(Is this *POSSIBLE*? A Blackjack-written, Jiri-angst fic where he *DOESN'T* die? Well...it's a *step* in the right direction, at any rate...This is my rather well-known backstory for Jirarudan, and I hope you enjoy it.)
obsession: a persistent disturbing preoccupation with an often unreasonable idea or feeling...
Why do I do it? What is it about Collecting that keeps me in its clutches? Is it as simple as greed?
I doubt that. If it was pure greed, I would not feel like this. No, it is an addiction.
Every time I think about it, I lose a little bit of my humanity. Someday I shall be completely at its mercy, unable to connect with any aspect of the man I once was.
Perhaps you think me harmless, despite my disconnection. I ask you, would a harmless man have done what I did? I do not know which of us is the bigger fool, you, for thinking such things, or me, for allowing myself to become this.
Perhaps I should begin from the beginning. My earliest memory is a simple enough one.
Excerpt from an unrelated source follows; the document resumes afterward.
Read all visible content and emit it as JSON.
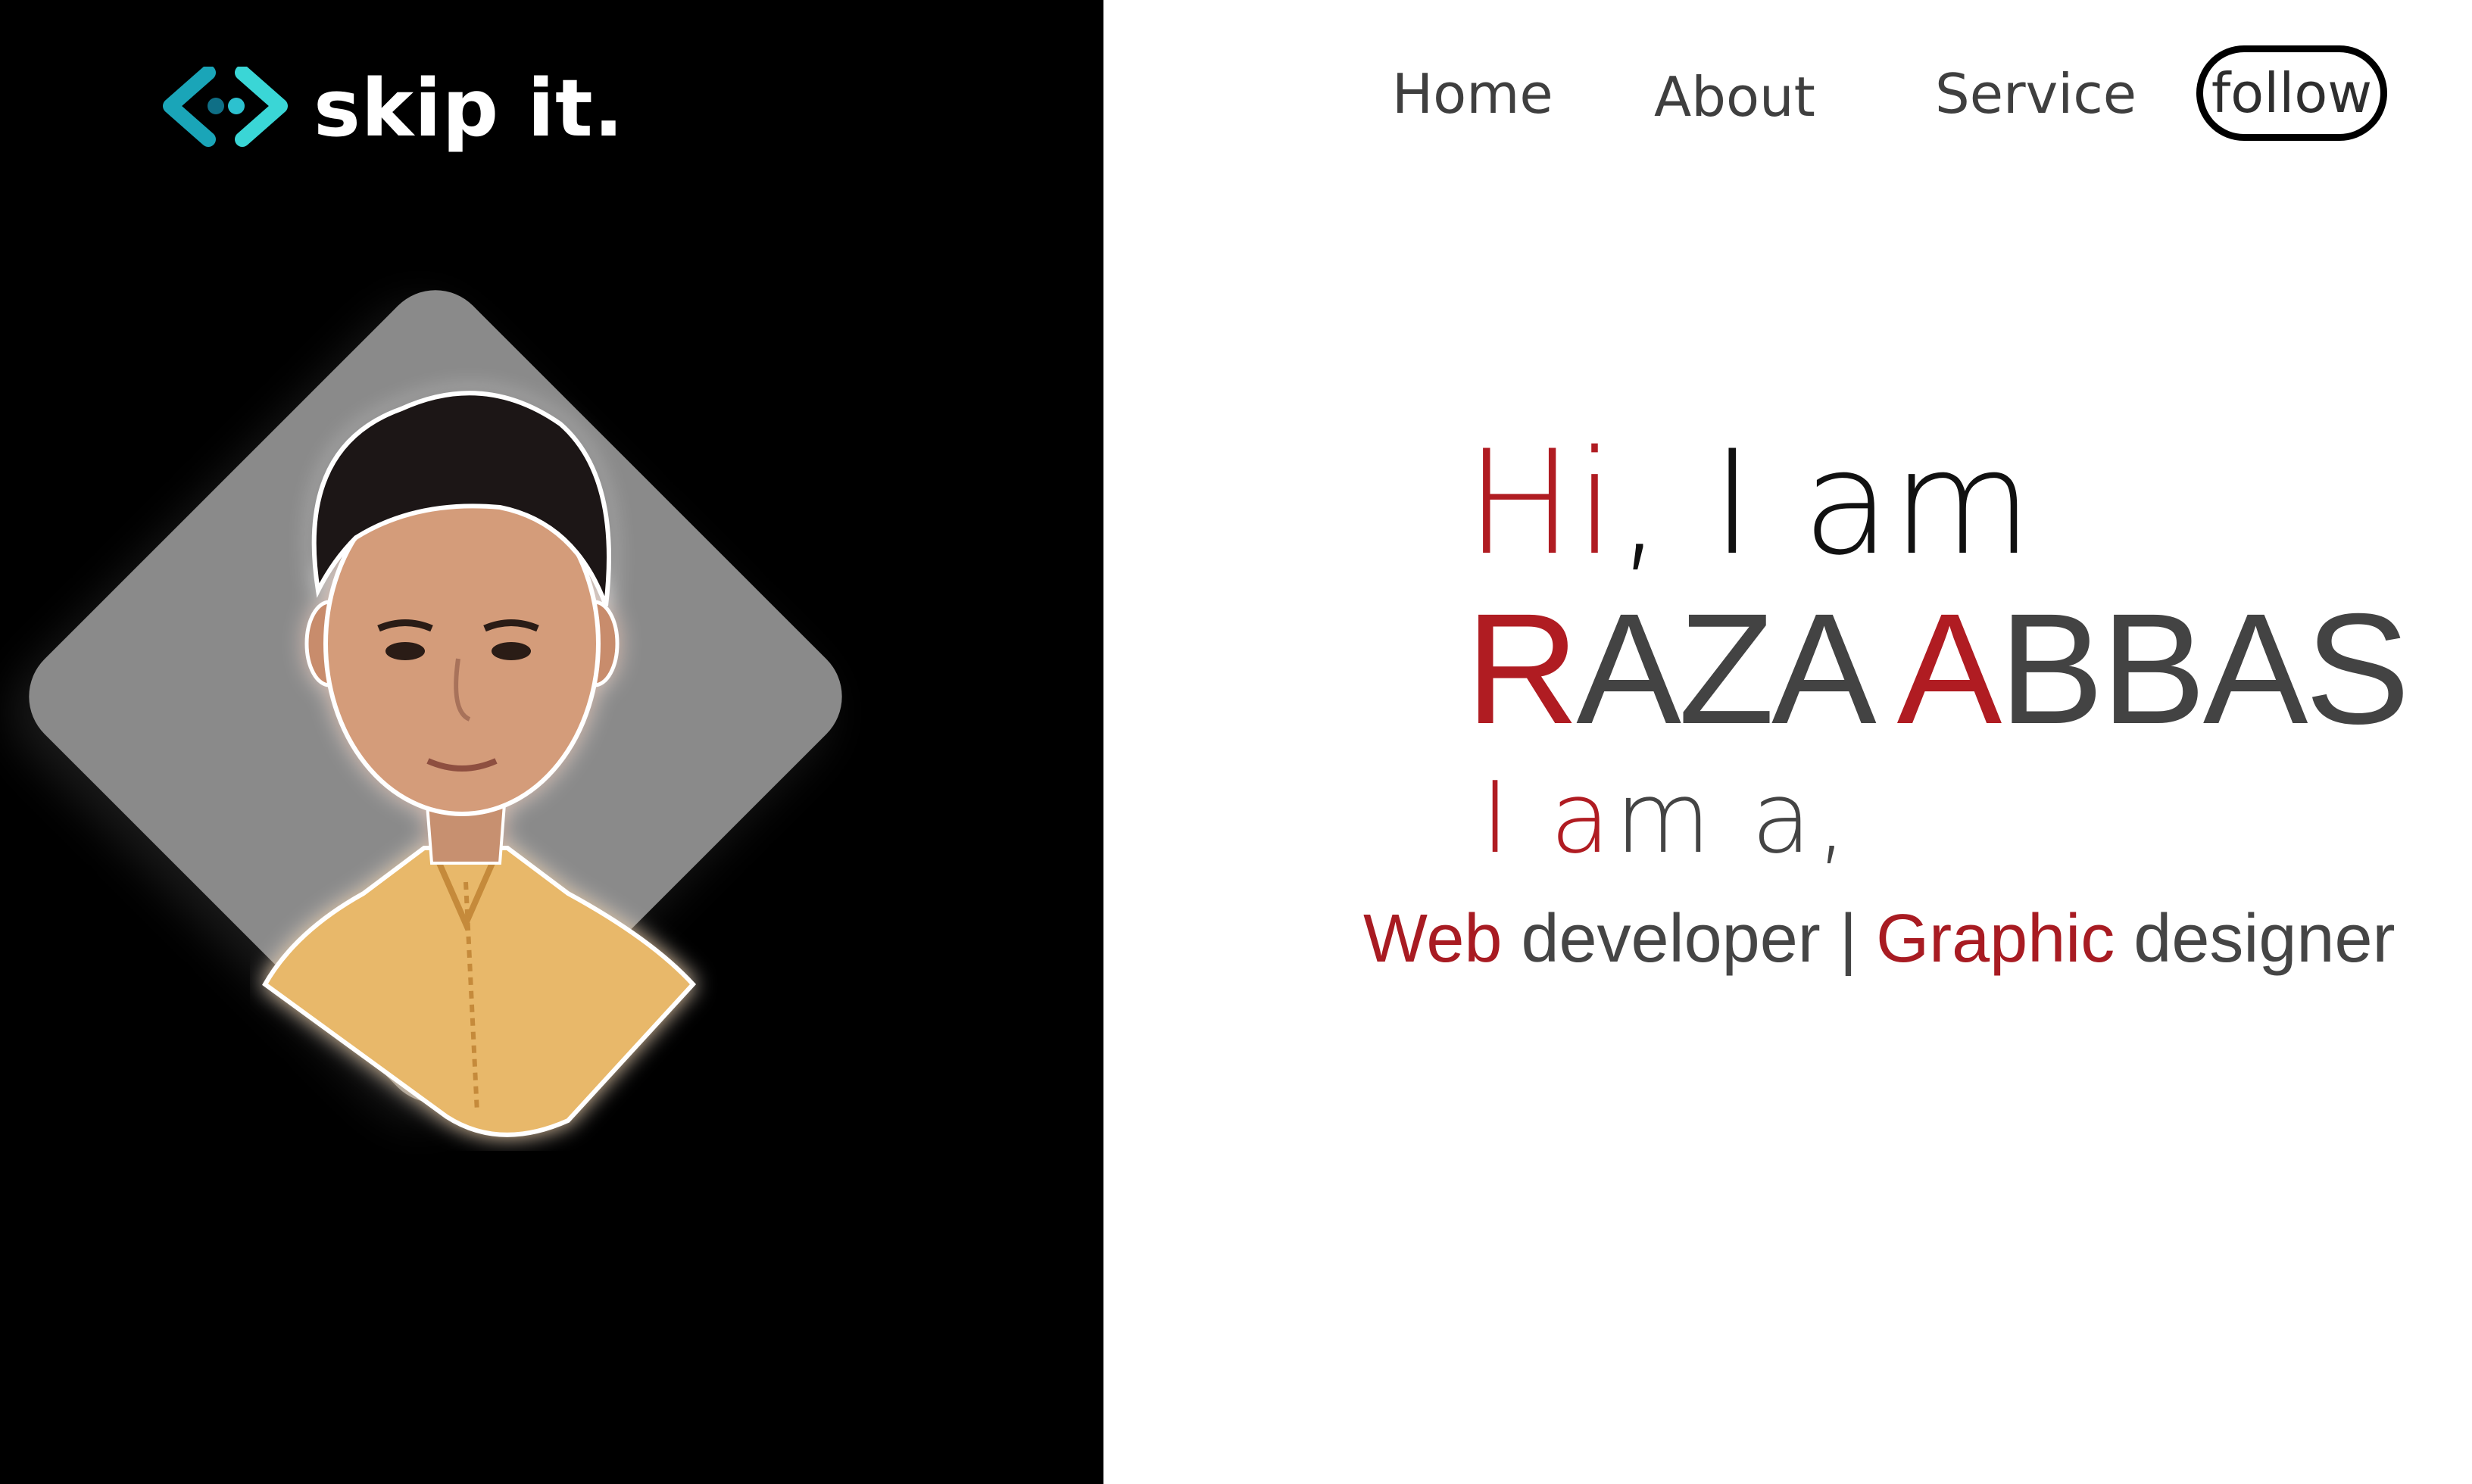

I was looking through my mother's heirloom chest with her, and came across a small envelope. With her permission, I opened it.
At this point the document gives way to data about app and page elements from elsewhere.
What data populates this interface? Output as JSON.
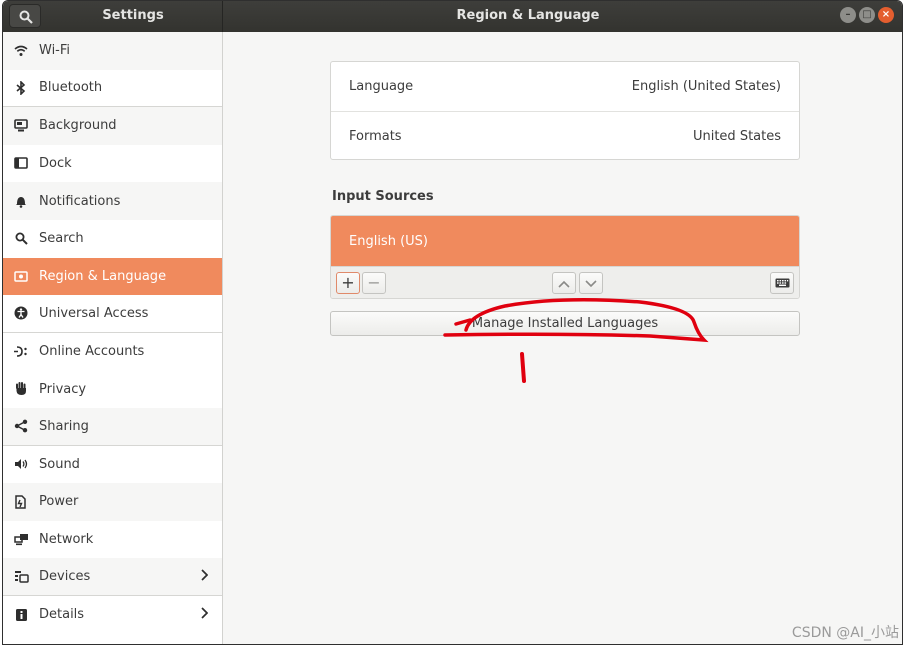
{
  "header": {
    "left_title": "Settings",
    "main_title": "Region & Language"
  },
  "sidebar": {
    "items": [
      {
        "label": "Wi-Fi",
        "icon": "wifi-icon"
      },
      {
        "label": "Bluetooth",
        "icon": "bluetooth-icon"
      },
      {
        "label": "Background",
        "icon": "background-icon"
      },
      {
        "label": "Dock",
        "icon": "dock-icon"
      },
      {
        "label": "Notifications",
        "icon": "bell-icon"
      },
      {
        "label": "Search",
        "icon": "search-icon"
      },
      {
        "label": "Region & Language",
        "icon": "region-icon",
        "active": true
      },
      {
        "label": "Universal Access",
        "icon": "accessibility-icon"
      },
      {
        "label": "Online Accounts",
        "icon": "online-accounts-icon"
      },
      {
        "label": "Privacy",
        "icon": "hand-icon"
      },
      {
        "label": "Sharing",
        "icon": "share-icon"
      },
      {
        "label": "Sound",
        "icon": "speaker-icon"
      },
      {
        "label": "Power",
        "icon": "power-icon"
      },
      {
        "label": "Network",
        "icon": "network-icon"
      },
      {
        "label": "Devices",
        "icon": "devices-icon"
      },
      {
        "label": "Details",
        "icon": "info-icon"
      }
    ]
  },
  "main": {
    "language_label": "Language",
    "language_value": "English (United States)",
    "formats_label": "Formats",
    "formats_value": "United States",
    "input_sources_title": "Input Sources",
    "input_source": "English (US)",
    "add_label": "+",
    "remove_label": "−",
    "manage_label": "Manage Installed Languages"
  },
  "watermark": "CSDN @AI_小站",
  "colors": {
    "accent": "#f08a5d",
    "headerbar": "#3b3b38",
    "annotation": "#e0000f"
  }
}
The contents of that envelope changed my life forever.
Inside was the most beautiful thing I had ever seen. Even in the dim light of the attic, it shone with its full magnificence and splendor.
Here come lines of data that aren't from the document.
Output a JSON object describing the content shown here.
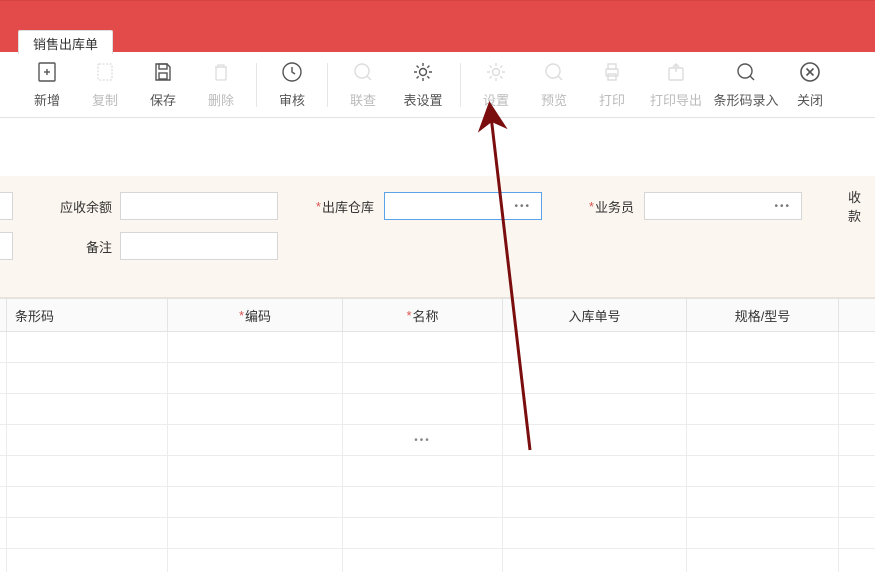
{
  "tab": {
    "title": "销售出库单"
  },
  "toolbar": {
    "new": "新增",
    "copy": "复制",
    "save": "保存",
    "delete": "删除",
    "audit": "审核",
    "lookup": "联查",
    "table_settings": "表设置",
    "settings": "设置",
    "preview": "预览",
    "print": "打印",
    "print_export": "打印导出",
    "barcode_entry": "条形码录入",
    "close": "关闭"
  },
  "form": {
    "balance_label": "应收余额",
    "balance_value": "",
    "warehouse_label": "出库仓库",
    "warehouse_value": "",
    "salesman_label": "业务员",
    "salesman_value": "",
    "remark_label": "备注",
    "remark_value": "",
    "receipt_partial_label": "收款"
  },
  "table": {
    "headers": {
      "barcode": "条形码",
      "code": "编码",
      "name": "名称",
      "in_no": "入库单号",
      "spec": "规格/型号"
    },
    "rows": [
      {},
      {},
      {},
      {
        "name_ellipsis": true
      },
      {},
      {},
      {},
      {}
    ]
  },
  "colors": {
    "primary_red": "#e24b4a",
    "form_bg": "#fbf6ef",
    "border": "#e3e3e3",
    "arrow": "#7a0d0d"
  },
  "chart_data": null
}
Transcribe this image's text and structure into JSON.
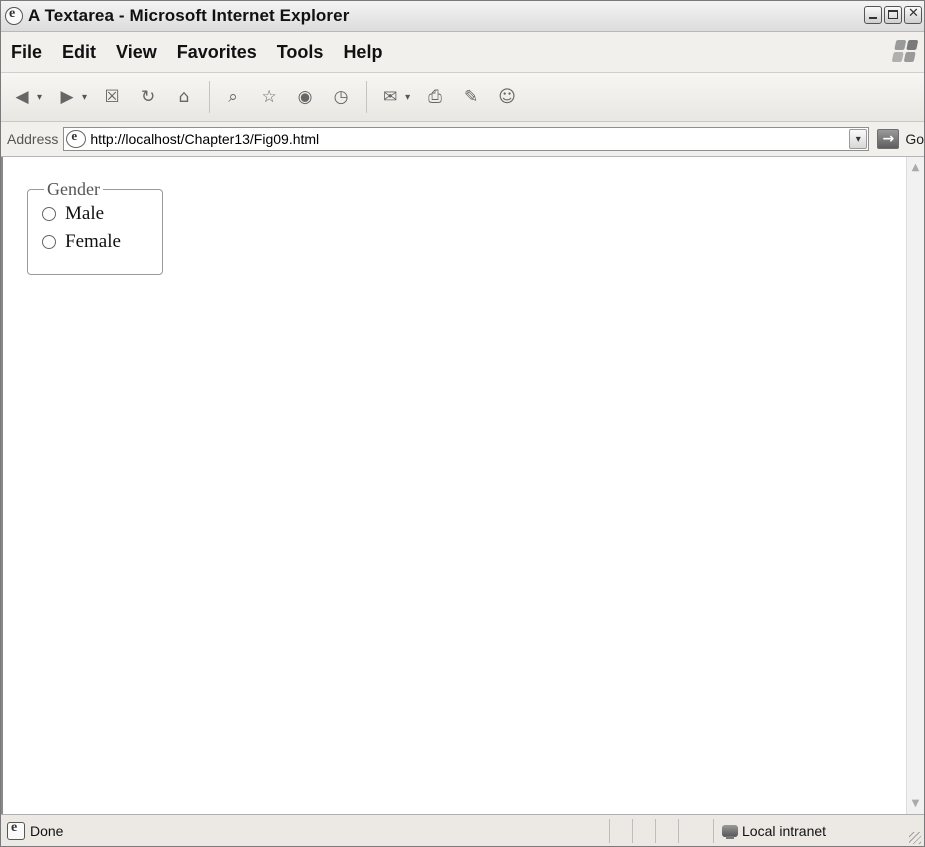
{
  "window": {
    "title": "A Textarea - Microsoft Internet Explorer",
    "controls": [
      "minimize-icon",
      "maximize-icon",
      "close-icon"
    ]
  },
  "menu": [
    "File",
    "Edit",
    "View",
    "Favorites",
    "Tools",
    "Help"
  ],
  "toolbar": {
    "icons": [
      "back-icon",
      "forward-icon",
      "stop-icon",
      "refresh-icon",
      "home-icon",
      "search-icon",
      "favorites-icon",
      "media-icon",
      "history-icon",
      "mail-icon",
      "print-icon",
      "edit-icon",
      "messenger-icon"
    ]
  },
  "address": {
    "label": "Address",
    "url": "http://localhost/Chapter13/Fig09.html",
    "go_label": "Go"
  },
  "form": {
    "legend": "Gender",
    "options": [
      {
        "label": "Male",
        "checked": false
      },
      {
        "label": "Female",
        "checked": false
      }
    ]
  },
  "status": {
    "text": "Done",
    "zone": "Local intranet"
  }
}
Entranced, I turned my eyes towards my mother, who smiled. "That's the Ancient Mew card, dear. You can have it if you want. But be careful with it, it's very valuable."
If it was important enough to merit a warning, I knew it had to be very special. From that moment on, it was, and still remains, my most treasured possession.
My mother was a wonderful woman. She was tall, with a shock of emerald hair, and eyes that reflected the universe. She was a healer, studying the restorative powers of herbs and plants, and the entire world respected her.
Except my hometown. We lived far from any respectable place, on a the distant shore, where such mysterious practices were considered to be the domain of lesser people. Her potions and elixirs were effective, to be sure, but the townspeople always regarded us with scorn. During the day, they would turn their backs on us and curse us when we left, but at night, they would sneak out and purchase her wares. Hypocrites. I learned very young to be distrusting.
Mother was the opposite. She told me that everyone has good within them, but I did not believe her. Oh, mother, how you would recant if you saw me now! But I digress...
When I was but eight years of age, Mother took ill. She sent for my father, who lived apart from us, and warned me that she may leave me soon. One day, she called me to her bedside, and removed the red ring from her finger. "Jirarudan," she addressed me, "this ring has been in my family for many years, and I want you to have it." She put it gently in my outstretched palm, and smiled weakly. "Jiri, when you feel alone, clutch the ring, and I'll be there."
My eyes widened in shock. She was dying, and this was her way of telling me. It was no longer a possibility, but a cold fact.
"Jiri, dear," she continued, "I want you to know something, and carry it with you forever." Her voice was getting fainter, and her eyes drooped shut. I lay down next to her and hugged her. "You've always been my shining star," she whispered.
"I'll be your angel."
And with that, she was gone.